Court Construe Ambiguous Land Orders
Because land orders are administrative rules, they are subject to the same rules of construction as statutes. Poracky v. State Bd. of Tax Comm'rs, 635 N.E.2d 235, 236 (Ind. Tax Ct. 1994).
Thus, this Court will construe terms within a land order only if they are ambiguous. See Zakutansky v. State Board of Tax Comm'rs, 758 N.E.2d 103, 108 (Ind. Tax Ct. 2001).
When terms within a land order are susceptible to more than one interpretation, they are ambiguous. See May Dep't Stores Co. v. Indiana Dep't of State Revenue, 749 N.E.2d 651, 658 (Ind. Tax Ct. 2001).
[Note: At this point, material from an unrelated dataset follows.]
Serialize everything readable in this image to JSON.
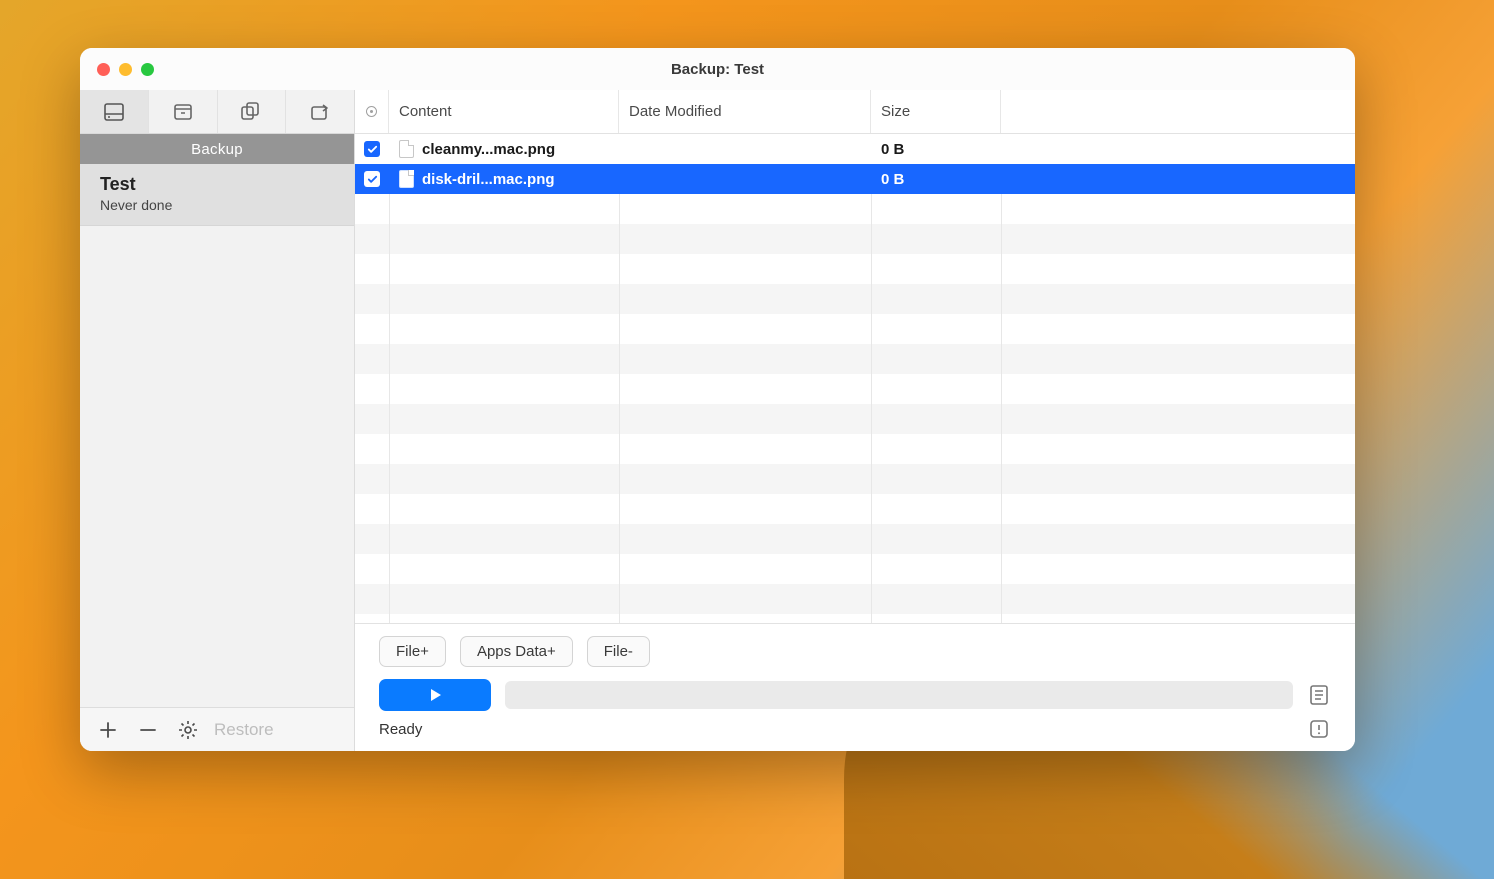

"Although a disagreement between the parties does not necessarily indicate ambiguity, opposing interpretations are persuasive in suggesting that an ambiguity exists." Id.
In construing a land order, "the first and foremost rule of construction is to ascertain and give effect to the land commission's intent, and the most reliable guide to that intent is the language of the land order itself." the Precedent v. State Bd. of Tax Comm'rs, 659 N.E.2d 701, 704 (Ind. Tax Ct. 1995).
Where the language of a land order is undefined, however, the Court will give the language its plain and ordinary meaning; the Court may do so by referring to a dictionary. May Dep't Stores, 749 N.E.2d at 658, 661.
The term "corridor" is defined as "a . . . narrow passageway or route." WEBSTER'S THIRD NEW INTERNATIONAL DICTIONARY 512 (1981).
Given that definition, "a narrow passageway or route" would be a geographic area that includes only those properties fronting a highway that runs down the center of the area.